Announcing his death via his Facebook post, his son Akinkunmi Akinwumi Samuel wrote “Life is indeed transient; i can say boldly you live a life with a landmark. Continue to rest on, my father! Pa Michael Taiwo Akinkunmi (O.F.R) Great Man has gone”
Although the cause of his death hasn’t been publicly known, the deceased had been nursing an undisclosed illness for quite a long time.
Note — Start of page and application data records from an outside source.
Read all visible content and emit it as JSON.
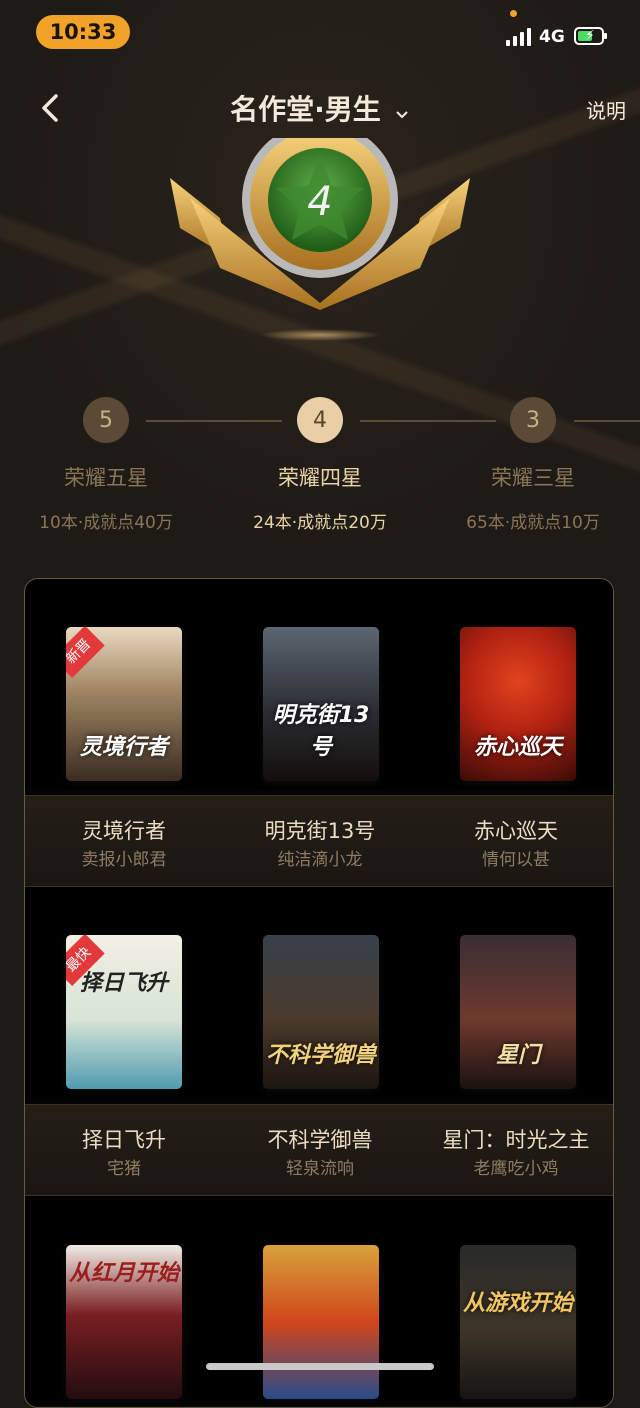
{
  "status_bar": {
    "time": "10:33",
    "network": "4G"
  },
  "header": {
    "title": "名作堂·男生",
    "help_label": "说明"
  },
  "badge": {
    "star_number": "4"
  },
  "levels": [
    {
      "number": "5",
      "name": "荣耀五星",
      "desc": "10本·成就点40万",
      "active": false
    },
    {
      "number": "4",
      "name": "荣耀四星",
      "desc": "24本·成就点20万",
      "active": true
    },
    {
      "number": "3",
      "name": "荣耀三星",
      "desc": "65本·成就点10万",
      "active": false
    }
  ],
  "books": [
    {
      "title": "灵境行者",
      "author": "卖报小郎君",
      "cover_text": "灵境行者",
      "tag": "新晋"
    },
    {
      "title": "明克街13号",
      "author": "纯洁滴小龙",
      "cover_text": "明克街13号",
      "tag": ""
    },
    {
      "title": "赤心巡天",
      "author": "情何以甚",
      "cover_text": "赤心巡天",
      "tag": ""
    },
    {
      "title": "择日飞升",
      "author": "宅猪",
      "cover_text": "择日飞升",
      "tag": "最快"
    },
    {
      "title": "不科学御兽",
      "author": "轻泉流响",
      "cover_text": "不科学御兽",
      "tag": ""
    },
    {
      "title": "星门：时光之主",
      "author": "老鹰吃小鸡",
      "cover_text": "星门",
      "tag": ""
    },
    {
      "title": "",
      "author": "",
      "cover_text": "从红月开始",
      "tag": ""
    },
    {
      "title": "",
      "author": "",
      "cover_text": "",
      "tag": ""
    },
    {
      "title": "",
      "author": "",
      "cover_text": "从游戏开始",
      "tag": ""
    }
  ]
}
According to a report by Al-Jazeera in 2015, the late Akinkunmi couldn’t remember what the doctors diagnosed him with, nor could his son confirm the nature of the illness.
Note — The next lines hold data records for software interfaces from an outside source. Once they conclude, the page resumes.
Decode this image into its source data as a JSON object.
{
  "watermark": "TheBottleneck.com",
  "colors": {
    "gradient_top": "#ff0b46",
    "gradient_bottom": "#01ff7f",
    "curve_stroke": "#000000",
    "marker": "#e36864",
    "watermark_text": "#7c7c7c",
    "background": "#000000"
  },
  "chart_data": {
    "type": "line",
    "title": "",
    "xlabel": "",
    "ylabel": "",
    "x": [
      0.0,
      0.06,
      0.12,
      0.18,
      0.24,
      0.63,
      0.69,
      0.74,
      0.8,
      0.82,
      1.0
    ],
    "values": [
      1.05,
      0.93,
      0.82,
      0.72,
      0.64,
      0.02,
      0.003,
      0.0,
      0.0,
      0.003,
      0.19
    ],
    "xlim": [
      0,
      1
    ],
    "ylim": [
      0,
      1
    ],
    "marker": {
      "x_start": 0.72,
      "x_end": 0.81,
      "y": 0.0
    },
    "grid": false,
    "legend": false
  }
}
The only symptoms he could remember were recurrent fever.
Born on May 10, 1936, in Owu, Abeokuta, Ogun state, Akinkunmi attended Baptist Day Secondary School in Ibadan for his primary education and pursued his secondary education at Ibadan Grammar School in the same city.
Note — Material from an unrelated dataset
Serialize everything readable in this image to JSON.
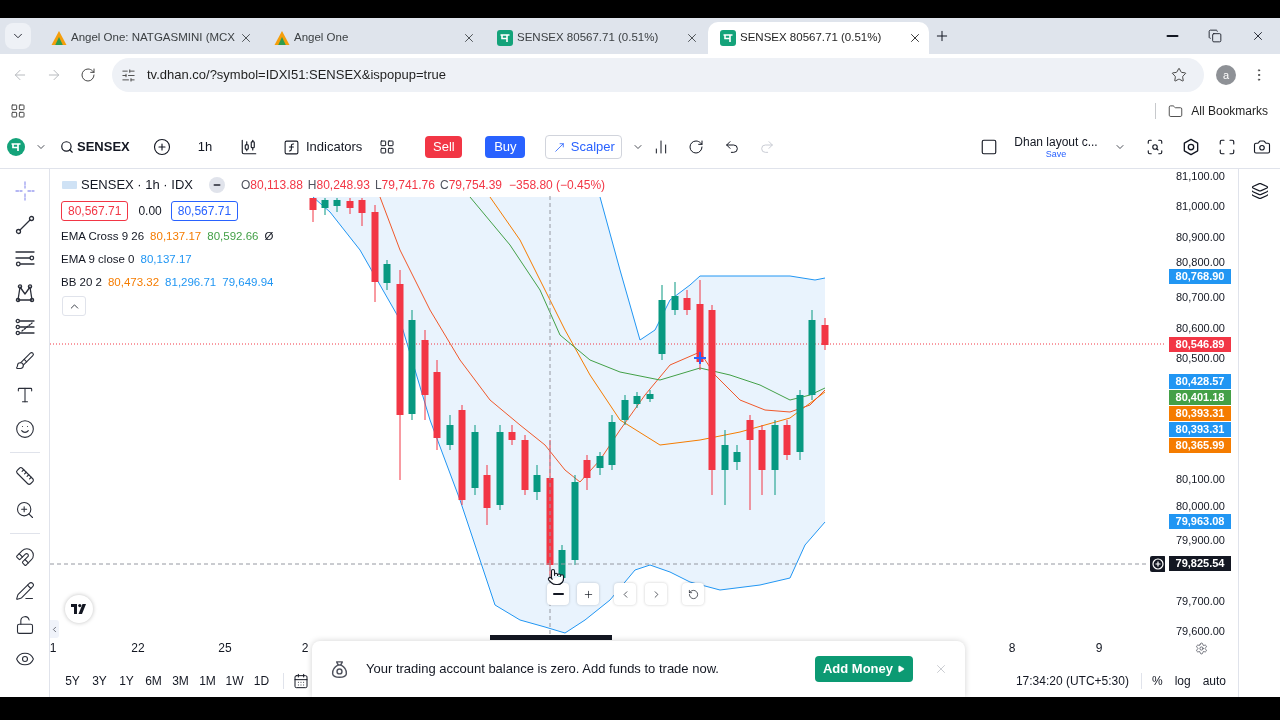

While he was studying engineering at Norwood Technical College in London in 1959, he saw a newspaper advert calling on people for submission of designs for the Nigerian national flag in view of the imminent Independence from British governance.
His design triumphed among over two thousand entries submitted as part of a competition to create the nation’s finest flag.
However, it wasn’t until October 1, 1960, when Nigeria gained independence from Britain, that this flag officially became the Nigerian National flag.
Akinkunmi was awarded 100 pounds, equal to $ 281, by the government when his design was selected.
In the October 2010 celebrations marking Nigeria’s golden jubilee, Akinkunmi was bestowed with a presidential award in recognition of his distinguished status as a Nigerian.
Subsequently, in 2014, he received the National Honours Award of Officer of the Order of the Federal Republic (OFR) during the administration of Goodluck Ebele Jonathan.
The former president, while conferring him with the national honour award, also announced his appointment as a Special Assistant, with a salary for life.
Speaking at an event unveiling the world’s largest national flag in Ibadan, the Oyo state capital in 2021, Akinkunmi said the journey to creating Nigeria’s national flag started about sixty-three years ago when he was studying electrical engineering at Norwood Technical College in London.
He added that: “I have always dreamt about Nigeria being at the front of every good thing and I’m delighted to be part of this historical event.”
Also, in one of the interview he had, one memory that didn’t forsake him was the support he received from Nigerians. “I was well-known all over the place,” he says. “Everybody was calling me Mr Flag Man.”